═════ DATA IN THIS EXERCISE

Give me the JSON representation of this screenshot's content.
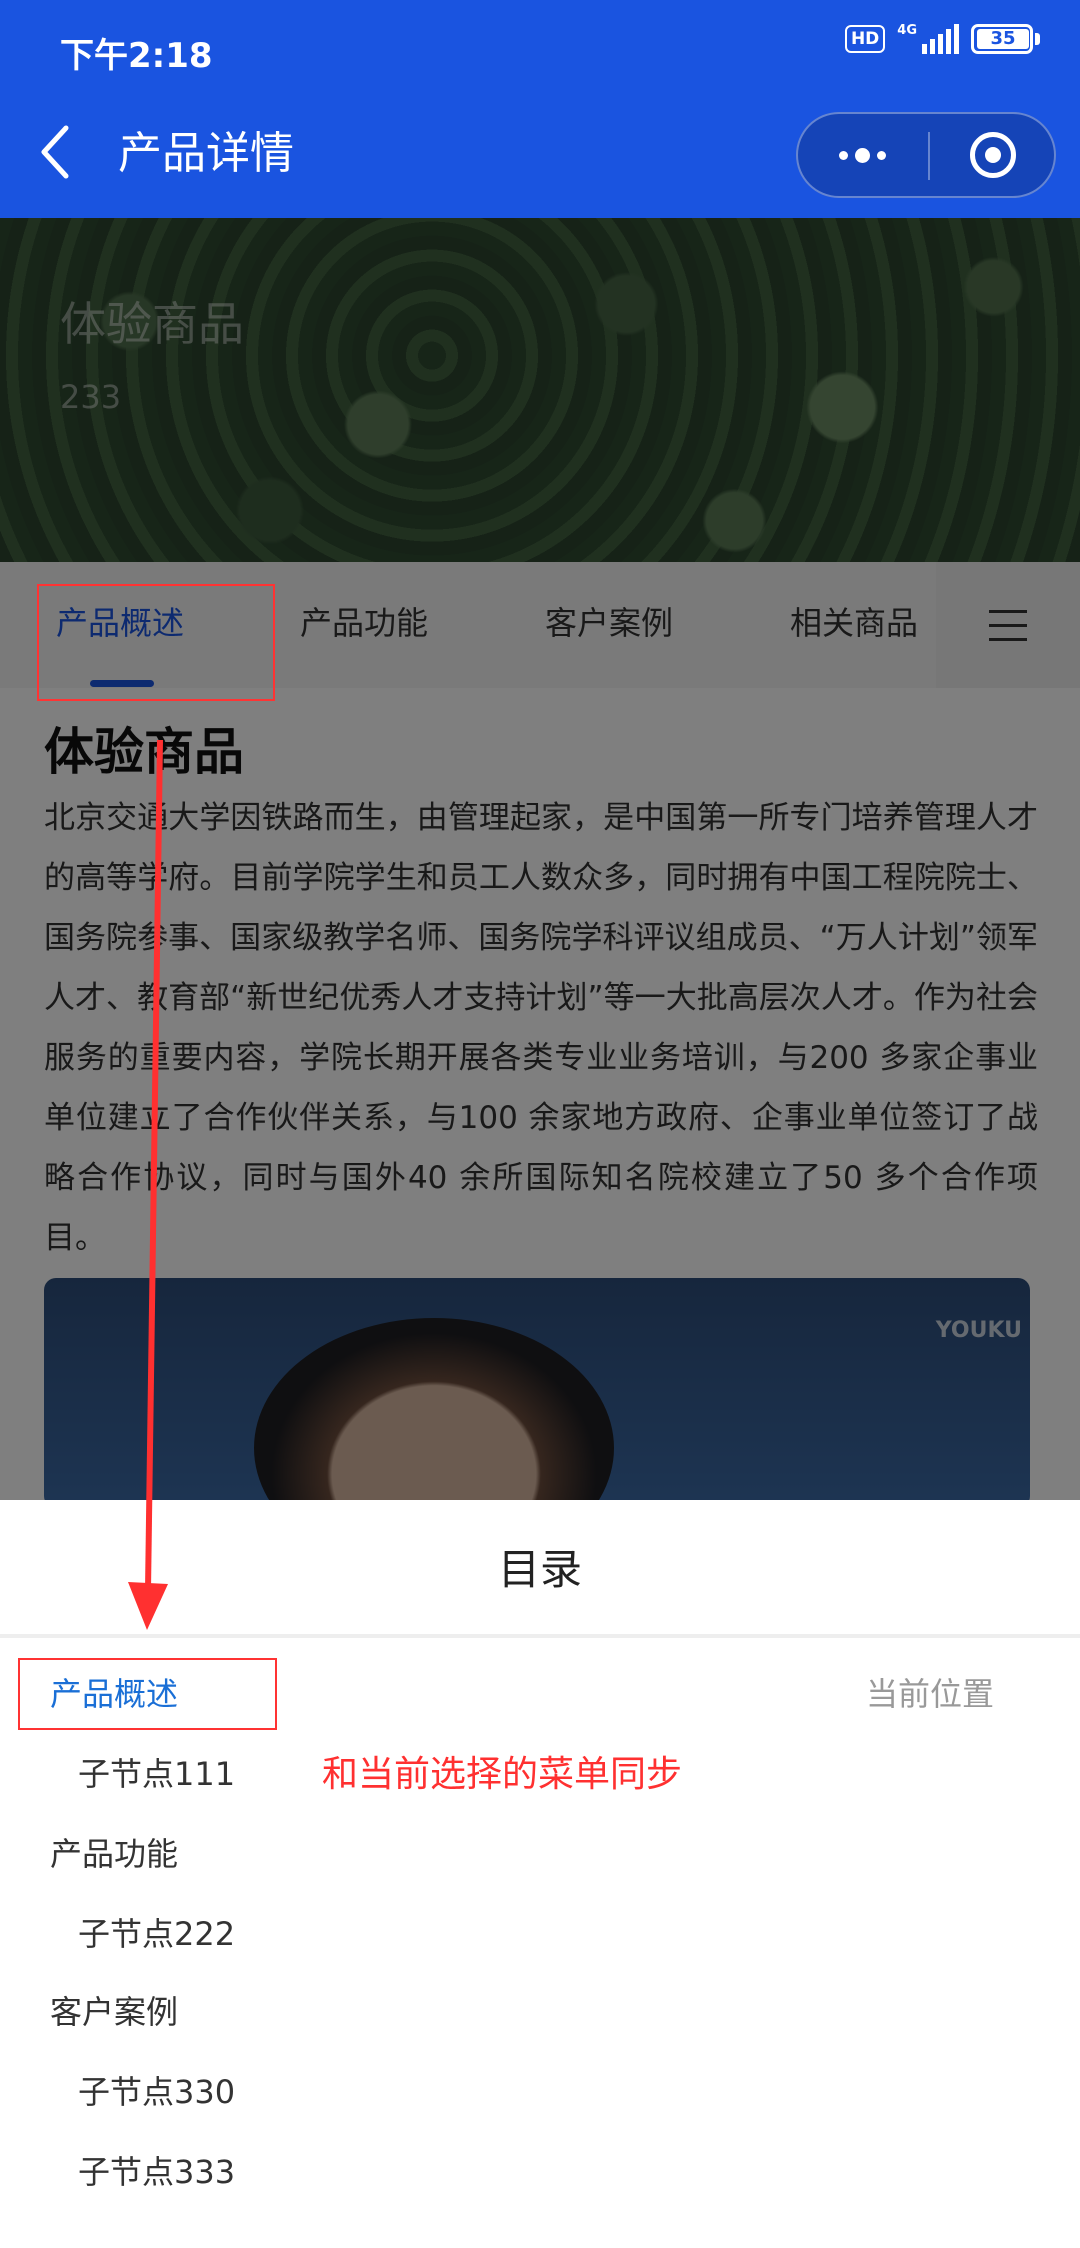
{
  "status_bar": {
    "time": "下午2:18",
    "hd_label": "HD",
    "network_label": "4G",
    "battery_level": "35"
  },
  "nav_bar": {
    "title": "产品详情",
    "icons": {
      "back": "chevron-left-icon",
      "more": "more-dots-icon",
      "close": "target-circle-icon"
    }
  },
  "banner": {
    "title": "体验商品",
    "subtitle": "233"
  },
  "tabs": {
    "items": [
      {
        "label": "产品概述",
        "active": true
      },
      {
        "label": "产品功能",
        "active": false
      },
      {
        "label": "客户案例",
        "active": false
      },
      {
        "label": "相关商品",
        "active": false
      }
    ],
    "menu_icon": "hamburger-menu-icon"
  },
  "content": {
    "title": "体验商品",
    "paragraph": "北京交通大学因铁路而生，由管理起家，是中国第一所专门培养管理人才的高等学府。目前学院学生和员工人数众多，同时拥有中国工程院院士、国务院参事、国家级教学名师、国务院学科评议组成员、“万人计划”领军人才、教育部“新世纪优秀人才支持计划”等一大批高层次人才。作为社会服务的重要内容，学院长期开展各类专业业务培训，与200 多家企事业单位建立了合作伙伴关系，与100 余家地方政府、企事业单位签订了战略合作协议，同时与国外40 余所国际知名院校建立了50 多个合作项目。",
    "video_watermark": "YOUKU"
  },
  "toc": {
    "title": "目录",
    "current_label": "当前位置",
    "items": [
      {
        "label": "产品概述",
        "level": 1,
        "active": true
      },
      {
        "label": "子节点111",
        "level": 2,
        "active": false
      },
      {
        "label": "产品功能",
        "level": 1,
        "active": false
      },
      {
        "label": "子节点222",
        "level": 2,
        "active": false
      },
      {
        "label": "客户案例",
        "level": 1,
        "active": false
      },
      {
        "label": "子节点330",
        "level": 2,
        "active": false
      },
      {
        "label": "子节点333",
        "level": 2,
        "active": false
      }
    ]
  },
  "annotation": {
    "note": "和当前选择的菜单同步",
    "color": "#ff3030"
  },
  "colors": {
    "primary": "#1a54e0",
    "toc_active": "#1a6fd6",
    "annotation": "#ff3030"
  }
}
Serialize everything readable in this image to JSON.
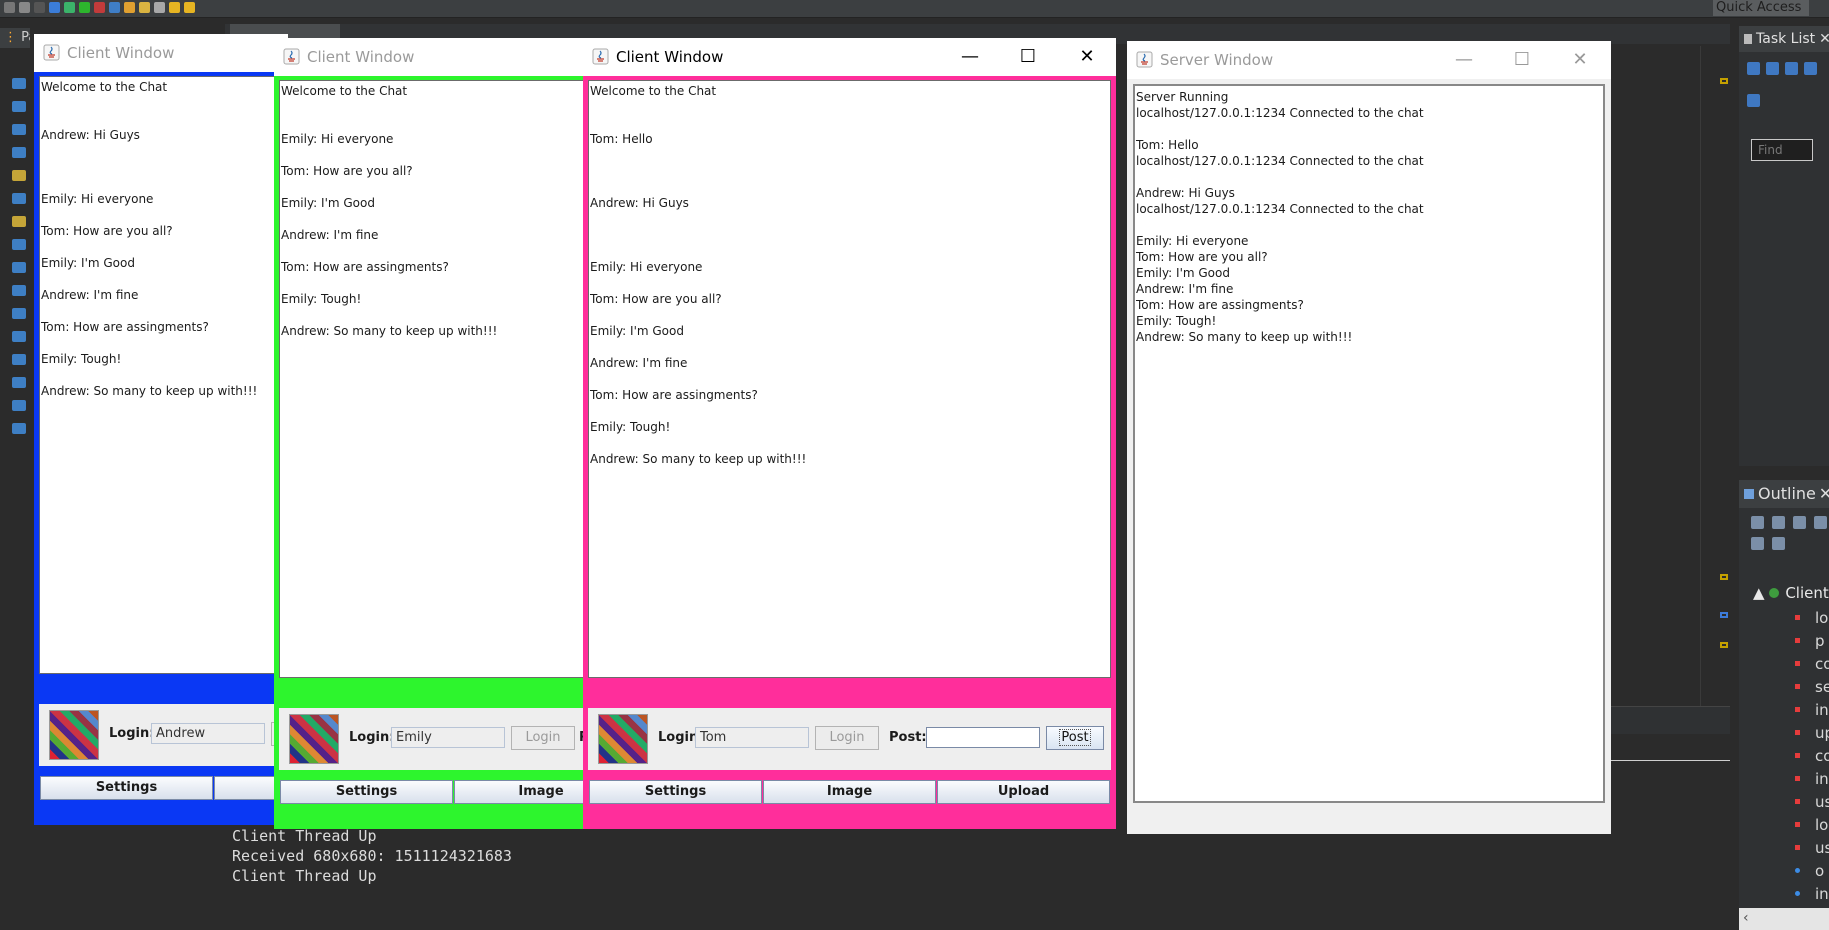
{
  "ide": {
    "quick_access": "Quick Access",
    "left_tab": "Pac",
    "task_list_label": "Task List",
    "find_placeholder": "Find",
    "outline_label": "Outline",
    "outline_root": "Client",
    "outline_items": [
      "lo",
      "p",
      "co",
      "se",
      "in",
      "up",
      "co",
      "in",
      "us",
      "lo",
      "us",
      "o",
      "in"
    ],
    "console_lines": [
      "Client Thread Up",
      "Received 680x680: 1511124321683",
      "Client Thread Up"
    ]
  },
  "client_blue": {
    "title": "Client Window",
    "accent": "#0a38f4",
    "messages": [
      "Welcome to the Chat",
      "Andrew: Hi Guys",
      "Emily: Hi everyone",
      "Tom: How are you all?",
      "Emily: I'm Good",
      "Andrew: I'm fine",
      "Tom: How are assingments?",
      "Emily: Tough!",
      "Andrew: So many to keep up with!!!"
    ],
    "login_label": "Login:",
    "login_value": "Andrew",
    "settings_label": "Settings"
  },
  "client_green": {
    "title": "Client Window",
    "accent": "#2df52d",
    "messages": [
      "Welcome to the Chat",
      "Emily: Hi everyone",
      "Tom: How are you all?",
      "Emily: I'm Good",
      "Andrew: I'm fine",
      "Tom: How are assingments?",
      "Emily: Tough!",
      "Andrew: So many to keep up with!!!"
    ],
    "login_label": "Login:",
    "login_value": "Emily",
    "login_button": "Login",
    "post_label_partial": "P",
    "settings_label": "Settings",
    "image_label": "Image"
  },
  "client_pink": {
    "title": "Client Window",
    "accent": "#ff2e9b",
    "minimize": "—",
    "maximize": "☐",
    "close": "✕",
    "messages": [
      "Welcome to the Chat",
      "Tom: Hello",
      "Andrew: Hi Guys",
      "Emily: Hi everyone",
      "Tom: How are you all?",
      "Emily: I'm Good",
      "Andrew: I'm fine",
      "Tom: How are assingments?",
      "Emily: Tough!",
      "Andrew: So many to keep up with!!!"
    ],
    "login_label": "Login:",
    "login_value": "Tom",
    "login_button": "Login",
    "post_label": "Post:",
    "post_value": "",
    "post_button": "Post",
    "settings_label": "Settings",
    "image_label": "Image",
    "upload_label": "Upload"
  },
  "server": {
    "title": "Server Window",
    "minimize": "—",
    "maximize": "☐",
    "close": "✕",
    "log": [
      "Server Running",
      "localhost/127.0.0.1:1234 Connected to the chat",
      "",
      "Tom: Hello",
      "localhost/127.0.0.1:1234 Connected to the chat",
      "",
      "Andrew: Hi Guys",
      "localhost/127.0.0.1:1234 Connected to the chat",
      "",
      "Emily: Hi everyone",
      "Tom: How are you all?",
      "Emily: I'm Good",
      "Andrew: I'm fine",
      "Tom: How are assingments?",
      "Emily: Tough!",
      "Andrew: So many to keep up with!!!"
    ]
  }
}
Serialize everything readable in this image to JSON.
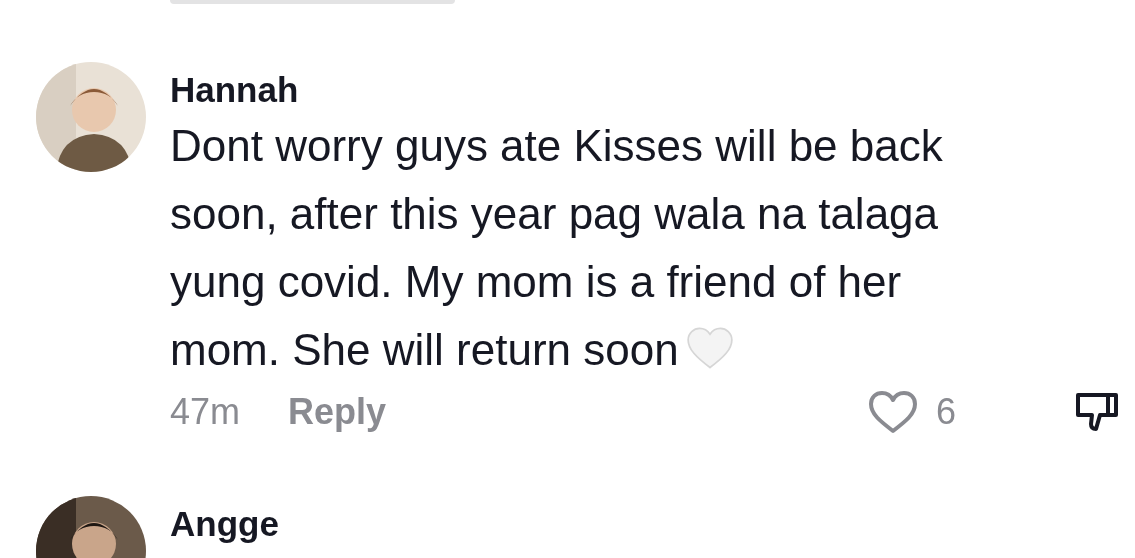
{
  "comments": [
    {
      "author": "Hannah",
      "text": "Dont worry guys ate Kisses will be back soon, after this year pag wala na talaga yung covid. My mom is a friend of her mom. She will return soon",
      "heart_emoji": true,
      "time": "47m",
      "reply": "Reply",
      "likes": "6",
      "liked": false
    },
    {
      "author": "Angge"
    }
  ]
}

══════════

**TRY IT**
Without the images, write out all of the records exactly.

**FINAL ANSWER**
Give me the JSON representation of this screenshot's content.
{
  "status_bar": {
    "time": "下午2:18",
    "hd_label": "HD",
    "network_label": "4G",
    "battery_level": "35"
  },
  "nav_bar": {
    "title": "产品详情",
    "icons": {
      "back": "chevron-left-icon",
      "more": "more-dots-icon",
      "close": "target-circle-icon"
    }
  },
  "banner": {
    "title": "体验商品",
    "subtitle": "233"
  },
  "tabs": {
    "items": [
      {
        "label": "产品概述",
        "active": true
      },
      {
        "label": "产品功能",
        "active": false
      },
      {
        "label": "客户案例",
        "active": false
      },
      {
        "label": "相关商品",
        "active": false
      }
    ],
    "menu_icon": "hamburger-menu-icon"
  },
  "content": {
    "title": "体验商品",
    "paragraph": "北京交通大学因铁路而生，由管理起家，是中国第一所专门培养管理人才的高等学府。目前学院学生和员工人数众多，同时拥有中国工程院院士、国务院参事、国家级教学名师、国务院学科评议组成员、“万人计划”领军人才、教育部“新世纪优秀人才支持计划”等一大批高层次人才。作为社会服务的重要内容，学院长期开展各类专业业务培训，与200 多家企事业单位建立了合作伙伴关系，与100 余家地方政府、企事业单位签订了战略合作协议，同时与国外40 余所国际知名院校建立了50 多个合作项目。",
    "video_watermark": "YOUKU"
  },
  "toc": {
    "title": "目录",
    "current_label": "当前位置",
    "items": [
      {
        "label": "产品概述",
        "level": 1,
        "active": true
      },
      {
        "label": "子节点111",
        "level": 2,
        "active": false
      },
      {
        "label": "产品功能",
        "level": 1,
        "active": false
      },
      {
        "label": "子节点222",
        "level": 2,
        "active": false
      },
      {
        "label": "客户案例",
        "level": 1,
        "active": false
      },
      {
        "label": "子节点330",
        "level": 2,
        "active": false
      },
      {
        "label": "子节点333",
        "level": 2,
        "active": false
      }
    ]
  },
  "annotation": {
    "note": "和当前选择的菜单同步",
    "color": "#ff3030"
  },
  "colors": {
    "primary": "#1a54e0",
    "toc_active": "#1a6fd6",
    "annotation": "#ff3030"
  }
}
Serialize everything readable in this image to JSON.
{
  "ide": {
    "quick_access": "Quick Access",
    "left_tab": "Pac",
    "task_list_label": "Task List",
    "find_placeholder": "Find",
    "outline_label": "Outline",
    "outline_root": "Client",
    "outline_items": [
      "lo",
      "p",
      "co",
      "se",
      "in",
      "up",
      "co",
      "in",
      "us",
      "lo",
      "us",
      "o",
      "in"
    ],
    "console_lines": [
      "Client Thread Up",
      "Received 680x680: 1511124321683",
      "Client Thread Up"
    ]
  },
  "client_blue": {
    "title": "Client Window",
    "accent": "#0a38f4",
    "messages": [
      "Welcome to the Chat",
      "Andrew: Hi Guys",
      "Emily: Hi everyone",
      "Tom: How are you all?",
      "Emily: I'm Good",
      "Andrew: I'm fine",
      "Tom: How are assingments?",
      "Emily: Tough!",
      "Andrew: So many to keep up with!!!"
    ],
    "login_label": "Login:",
    "login_value": "Andrew",
    "settings_label": "Settings"
  },
  "client_green": {
    "title": "Client Window",
    "accent": "#2df52d",
    "messages": [
      "Welcome to the Chat",
      "Emily: Hi everyone",
      "Tom: How are you all?",
      "Emily: I'm Good",
      "Andrew: I'm fine",
      "Tom: How are assingments?",
      "Emily: Tough!",
      "Andrew: So many to keep up with!!!"
    ],
    "login_label": "Login:",
    "login_value": "Emily",
    "login_button": "Login",
    "post_label_partial": "P",
    "settings_label": "Settings",
    "image_label": "Image"
  },
  "client_pink": {
    "title": "Client Window",
    "accent": "#ff2e9b",
    "minimize": "—",
    "maximize": "☐",
    "close": "✕",
    "messages": [
      "Welcome to the Chat",
      "Tom: Hello",
      "Andrew: Hi Guys",
      "Emily: Hi everyone",
      "Tom: How are you all?",
      "Emily: I'm Good",
      "Andrew: I'm fine",
      "Tom: How are assingments?",
      "Emily: Tough!",
      "Andrew: So many to keep up with!!!"
    ],
    "login_label": "Login:",
    "login_value": "Tom",
    "login_button": "Login",
    "post_label": "Post:",
    "post_value": "",
    "post_button": "Post",
    "settings_label": "Settings",
    "image_label": "Image",
    "upload_label": "Upload"
  },
  "server": {
    "title": "Server Window",
    "minimize": "—",
    "maximize": "☐",
    "close": "✕",
    "log": [
      "Server Running",
      "localhost/127.0.0.1:1234 Connected to the chat",
      "",
      "Tom: Hello",
      "localhost/127.0.0.1:1234 Connected to the chat",
      "",
      "Andrew: Hi Guys",
      "localhost/127.0.0.1:1234 Connected to the chat",
      "",
      "Emily: Hi everyone",
      "Tom: How are you all?",
      "Emily: I'm Good",
      "Andrew: I'm fine",
      "Tom: How are assingments?",
      "Emily: Tough!",
      "Andrew: So many to keep up with!!!"
    ]
  }
}
Serialize everything readable in this image to JSON.
{
  "comments": [
    {
      "author": "Hannah",
      "text": "Dont worry guys ate Kisses will be back soon, after this year pag wala na talaga yung covid. My mom is a friend of her mom. She will return soon",
      "heart_emoji": true,
      "time": "47m",
      "reply": "Reply",
      "likes": "6",
      "liked": false
    },
    {
      "author": "Angge"
    }
  ]
}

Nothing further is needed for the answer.